* _TASK DIRECTIONS_: Filter the data below, keeping only lines that contain "JSON".

* _Data records_:
- - - - -

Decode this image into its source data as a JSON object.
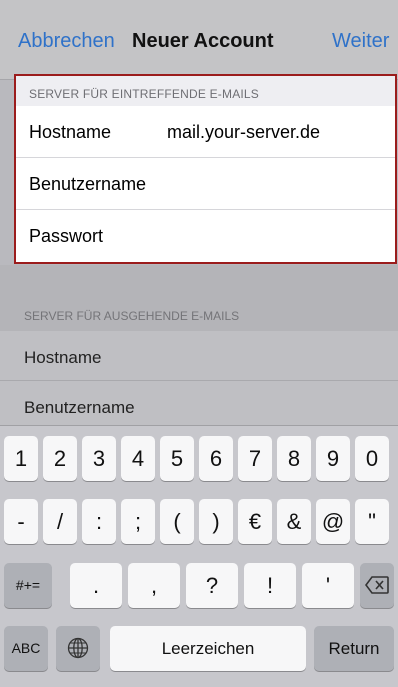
{
  "nav": {
    "cancel_label": "Abbrechen",
    "title": "Neuer Account",
    "next_label": "Weiter"
  },
  "incoming": {
    "header": "SERVER FÜR EINTREFFENDE E-MAILS",
    "hostname_label": "Hostname",
    "hostname_value": "mail.your-server.de",
    "username_label": "Benutzername",
    "password_label": "Passwort"
  },
  "outgoing": {
    "header": "SERVER FÜR AUSGEHENDE E-MAILS",
    "hostname_label": "Hostname",
    "username_label": "Benutzername"
  },
  "keyboard": {
    "row1": [
      "1",
      "2",
      "3",
      "4",
      "5",
      "6",
      "7",
      "8",
      "9",
      "0"
    ],
    "row2": [
      "-",
      "/",
      ":",
      ";",
      "(",
      ")",
      "€",
      "&",
      "@",
      "\""
    ],
    "row3": [
      ".",
      ",",
      "?",
      "!",
      "'"
    ],
    "symbols_label": "#+=",
    "backspace_icon": "backspace-icon",
    "abc_label": "ABC",
    "globe_icon": "globe-icon",
    "space_label": "Leerzeichen",
    "return_label": "Return"
  },
  "colors": {
    "accent": "#2f72c9",
    "highlight_border": "#9b1c1c"
  }
}
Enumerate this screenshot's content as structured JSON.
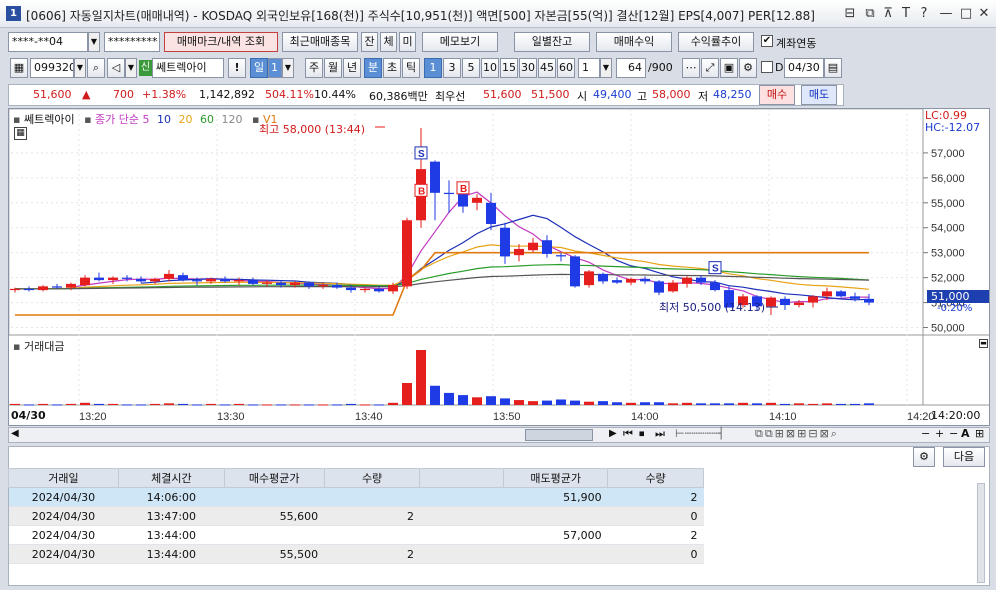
{
  "window": {
    "number": "1",
    "title": "[0606] 자동일지차트(매매내역) - KOSDAQ 외국인보유[168(천)] 주식수[10,951(천)] 액면[500] 자본금[55(억)] 결산[12월] EPS[4,007] PER[12.88]"
  },
  "toolbar1": {
    "account": "****-**04",
    "password": "*********",
    "btn_mark": "매매마크/내역 조회",
    "btn_recent": "최근매매종목",
    "btn_jan": "잔",
    "btn_che": "체",
    "btn_mi": "미",
    "btn_memo": "메모보기",
    "btn_daily": "일별잔고",
    "btn_profit": "매매수익",
    "btn_trend": "수익률추이",
    "chk_account": "계좌연동"
  },
  "toolbar2": {
    "code": "099320",
    "name": "쎄트렉아이",
    "sin": "신",
    "periods": [
      "일",
      "주",
      "월",
      "년",
      "분",
      "초",
      "틱"
    ],
    "period_sel": "1",
    "minutes": [
      "1",
      "3",
      "5",
      "10",
      "15",
      "30",
      "45",
      "60"
    ],
    "count_sel": "1",
    "count": "64",
    "count_max": "/900",
    "chk_d": "D",
    "date": "04/30"
  },
  "quote": {
    "price": "51,600",
    "arrow": "▲",
    "change": "700",
    "pct": "+1.38%",
    "volume": "1,142,892",
    "vol_pct": "504.11%",
    "turnover": "10.44%",
    "amount": "60,386백만",
    "priority": "최우선",
    "bid1": "51,600",
    "bid2": "51,500",
    "open_lbl": "시",
    "open": "49,400",
    "high_lbl": "고",
    "high": "58,000",
    "low_lbl": "저",
    "low": "48,250",
    "buy": "매수",
    "sell": "매도"
  },
  "chart": {
    "legend_name": "쎄트렉아이",
    "legend_ma": "종가 단순",
    "ma": [
      "5",
      "10",
      "20",
      "60",
      "120"
    ],
    "v1": "V1",
    "lc": "LC:0.99",
    "hc": "HC:-12.07",
    "high_note": "최고 58,000 (13:44)",
    "low_note": "최저 50,500 (14:13)",
    "current": "51,000",
    "cur_pct": "-0.20%",
    "volume_title": "거래대금",
    "date_label": "04/30",
    "time_end": "14:20:00"
  },
  "chart_data": {
    "type": "candlestick",
    "y_ticks": [
      "57,000",
      "56,000",
      "55,000",
      "54,000",
      "53,000",
      "52,000",
      "51,000",
      "50,000"
    ],
    "x_ticks": [
      "13:20",
      "13:30",
      "13:40",
      "13:50",
      "14:00",
      "14:10",
      "14:20"
    ],
    "ylim": [
      49700,
      58600
    ],
    "candles": [
      [
        51500,
        51600,
        51400,
        51550
      ],
      [
        51550,
        51650,
        51450,
        51500
      ],
      [
        51500,
        51700,
        51450,
        51650
      ],
      [
        51650,
        51750,
        51550,
        51600
      ],
      [
        51600,
        51800,
        51500,
        51750
      ],
      [
        51700,
        52100,
        51650,
        52000
      ],
      [
        52000,
        52200,
        51850,
        51900
      ],
      [
        51900,
        52050,
        51750,
        52000
      ],
      [
        52000,
        52100,
        51850,
        51950
      ],
      [
        51950,
        52050,
        51800,
        51850
      ],
      [
        51850,
        52000,
        51750,
        51950
      ],
      [
        51950,
        52300,
        51850,
        52150
      ],
      [
        52100,
        52200,
        51850,
        51900
      ],
      [
        51900,
        52000,
        51700,
        51850
      ],
      [
        51850,
        52000,
        51750,
        51950
      ],
      [
        51950,
        52050,
        51800,
        51850
      ],
      [
        51850,
        52000,
        51700,
        51900
      ],
      [
        51900,
        52000,
        51700,
        51750
      ],
      [
        51750,
        51900,
        51650,
        51800
      ],
      [
        51800,
        51900,
        51600,
        51700
      ],
      [
        51700,
        51850,
        51600,
        51800
      ],
      [
        51800,
        51850,
        51550,
        51650
      ],
      [
        51650,
        51800,
        51550,
        51700
      ],
      [
        51700,
        51800,
        51550,
        51600
      ],
      [
        51600,
        51700,
        51400,
        51500
      ],
      [
        51500,
        51600,
        51400,
        51550
      ],
      [
        51550,
        51650,
        51400,
        51450
      ],
      [
        51450,
        51800,
        51350,
        51700
      ],
      [
        51650,
        54400,
        51550,
        54300
      ],
      [
        54300,
        58000,
        54000,
        56350
      ],
      [
        56650,
        56700,
        54300,
        55400
      ],
      [
        55400,
        55900,
        54600,
        55350
      ],
      [
        55350,
        55500,
        54600,
        54850
      ],
      [
        55000,
        55350,
        54700,
        55200
      ],
      [
        55000,
        55400,
        53900,
        54150
      ],
      [
        54000,
        54200,
        52550,
        52850
      ],
      [
        52900,
        53350,
        52650,
        53150
      ],
      [
        53100,
        53600,
        53000,
        53400
      ],
      [
        53500,
        53700,
        52800,
        52950
      ],
      [
        52900,
        53000,
        52650,
        52850
      ],
      [
        52850,
        52900,
        51600,
        51650
      ],
      [
        51700,
        52300,
        51600,
        52250
      ],
      [
        52150,
        52200,
        51750,
        51850
      ],
      [
        51900,
        52000,
        51750,
        51800
      ],
      [
        51800,
        52000,
        51700,
        51950
      ],
      [
        51950,
        52050,
        51750,
        51850
      ],
      [
        51850,
        51900,
        51300,
        51400
      ],
      [
        51450,
        51900,
        51400,
        51800
      ],
      [
        51750,
        52050,
        51600,
        52000
      ],
      [
        52000,
        52100,
        51700,
        51800
      ],
      [
        51800,
        51900,
        51450,
        51500
      ],
      [
        51500,
        51650,
        50800,
        50800
      ],
      [
        50900,
        51350,
        50800,
        51250
      ],
      [
        51250,
        51300,
        50700,
        50850
      ],
      [
        50850,
        51250,
        50500,
        51200
      ],
      [
        51150,
        51250,
        50700,
        50900
      ],
      [
        50900,
        51100,
        50800,
        51000
      ],
      [
        51000,
        51300,
        50800,
        51250
      ],
      [
        51250,
        51600,
        51100,
        51450
      ],
      [
        51450,
        51500,
        51200,
        51250
      ],
      [
        51250,
        51400,
        51050,
        51150
      ],
      [
        51150,
        51350,
        50900,
        51000
      ]
    ],
    "volumes": [
      2,
      1,
      2,
      1,
      2,
      4,
      2,
      2,
      1,
      1,
      2,
      3,
      2,
      1,
      2,
      1,
      2,
      1,
      1,
      1,
      1,
      1,
      1,
      1,
      2,
      1,
      1,
      4,
      40,
      100,
      35,
      22,
      18,
      14,
      16,
      12,
      9,
      7,
      8,
      10,
      8,
      6,
      7,
      5,
      4,
      5,
      5,
      3,
      4,
      3,
      3,
      3,
      4,
      3,
      4,
      2,
      3,
      2,
      3,
      2,
      2,
      3
    ],
    "trades": [
      {
        "date": "2024/04/30",
        "time": "14:06:00",
        "buy_avg": "",
        "qty": "",
        "sell_avg": "51,900",
        "sell_qty": "2"
      },
      {
        "date": "2024/04/30",
        "time": "13:47:00",
        "buy_avg": "55,600",
        "qty": "2",
        "sell_avg": "",
        "sell_qty": "0"
      },
      {
        "date": "2024/04/30",
        "time": "13:44:00",
        "buy_avg": "",
        "qty": "",
        "sell_avg": "57,000",
        "sell_qty": "2"
      },
      {
        "date": "2024/04/30",
        "time": "13:44:00",
        "buy_avg": "55,500",
        "qty": "2",
        "sell_avg": "",
        "sell_qty": "0"
      }
    ]
  },
  "table": {
    "headers": [
      "거래일",
      "체결시간",
      "매수평균가",
      "수량",
      "",
      "매도평균가",
      "수량"
    ],
    "btn_next": "다음"
  },
  "colors": {
    "up": "#e51e1e",
    "down": "#1e3be5",
    "ma5": "#c23ac2",
    "ma10": "#1c2fb8",
    "ma20": "#e8a317",
    "ma60": "#2a9c2a",
    "ma120": "#555555",
    "v1": "#e07a10"
  }
}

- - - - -

* _EXERCISE OUTPUT_:
Decode this image into its source data as a JSON object.
Enumerate this screenshot's content as structured JSON.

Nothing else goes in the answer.